American Journal of Epidemiology  2009;170(3):352-360.
Changes in hepatitis C virus (HCV) prevalence from 1992 to 2006 were examined by using 24,311 records from unlinked anonymous surveillance of injecting drug users in England and Wales. Bayesian logistic regression was used to estimate annual prevalence, accounting for changing recruitment patterns (age, gender, injecting duration, geographic region, interactions) and the sensitivity and specificity of different oral fluid testing devices. After controlling for these differences, the authors found that the adjusted HCV prevalence decreased from 70% (95% credible interval: 62, 78) in 1992 to 47% (95% credible interval: 43, 51) in 1998 before rising again to 53% (95% credible interval: 48, 58) in 2006. Women injecting drug users had a higher HCV risk than did men (odds ratio = 1.50, 95% credible interval: 1.31, 1.73). Two regions (London and North West) had a markedly higher HCV prevalence than did the rest of England and Wales. Among individuals who had injected for less than 1 year, the adjusted HCV prevalence in 2006 was higher than that in 1992 (28% vs. 19%, respectively). HCV infection can be prevented. The public health challenge in England and Wales is to increase action in order to regain a downward trend in HCV risk and the benefit that has been lost since 1998.
PMCID: PMC2714950  PMID: 19546152
England; hepatitis C; prevalence; sentinel surveillance; substance abuse, intravenous; Wales
8.  Frequency, factors and costs associated with injection site infections: Findings from a national multi-site survey of injecting drug users in England 
Injection site infections among injecting drug users (IDUs) have been associated with serious morbidity and health service costs in North America. This study explores the frequency, factors and costs associated with injection site infections among IDUs in England.
Unlinked-anonymous survey during 2003/05 recruiting IDUs from community settings at seven locations across England. Self-reported injecting practice, symptoms of injection site infections (abscess or open wound) and health service utilisation data were collected using a questionnaire, participants also provided dried blood spot samples (tested for markers blood borne virus infections). Cost estimates were obtained by combining questionnaire data with information from national databases and the scientific literature.

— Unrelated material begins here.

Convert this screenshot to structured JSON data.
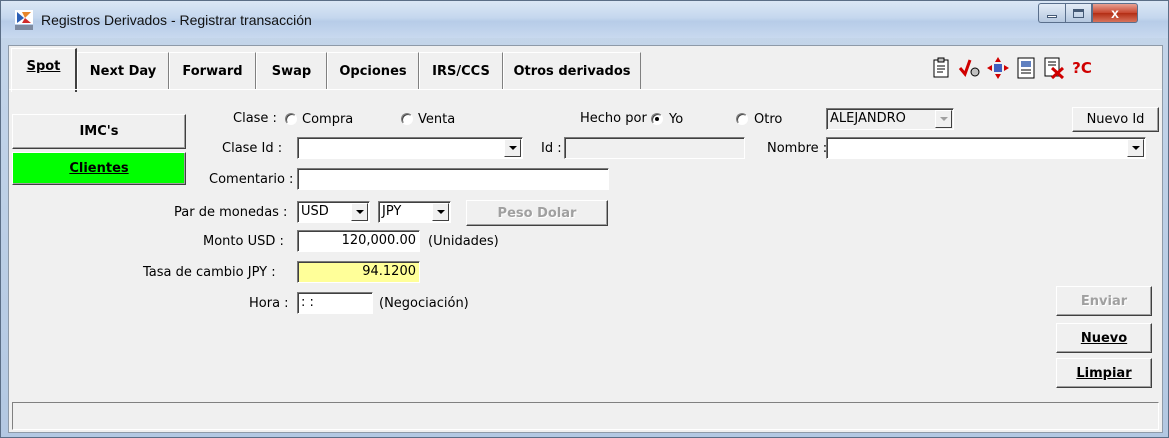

36% of the 1,058 participants reported an injection site infection in the last year. Those reporting an injection site infection were more likely to be female and aged over 24, and to have: injected into legs, groin, and hands in last year; injected on 14 or more days during the last four weeks; cleaned needles/syringes for reuse; injected crack-cocaine; antibodies to hepatitis C; and previously received prescribed substitute drug. Two-thirds of those with an injection site infection reported seeking medical advice; half attended an emergency department and three-quarters of these reported hospital admission. Simple conservative estimates of associated healthcare costs range from £15.5 million per year to as high as £30 million; though if less conservative unit costs assumptions are made the total may be much higher (£47 million). The vast majority of these costs are due to hospital admissions and the uncertainty is due to little data on length of hospital stays.
Symptoms of injection site infections are common among IDUs in England. The potential costs to the health service are substantial, but these costs need more accurate determination. Better-targeted interventions to support safer injection need to be developed and evaluated. The validity of self-reported symptoms, and the relationship between symptoms, infection severity, and health seeking behaviour require further research.
PMCID: PMC2600824  PMID: 18801177

Results 1-8 (8)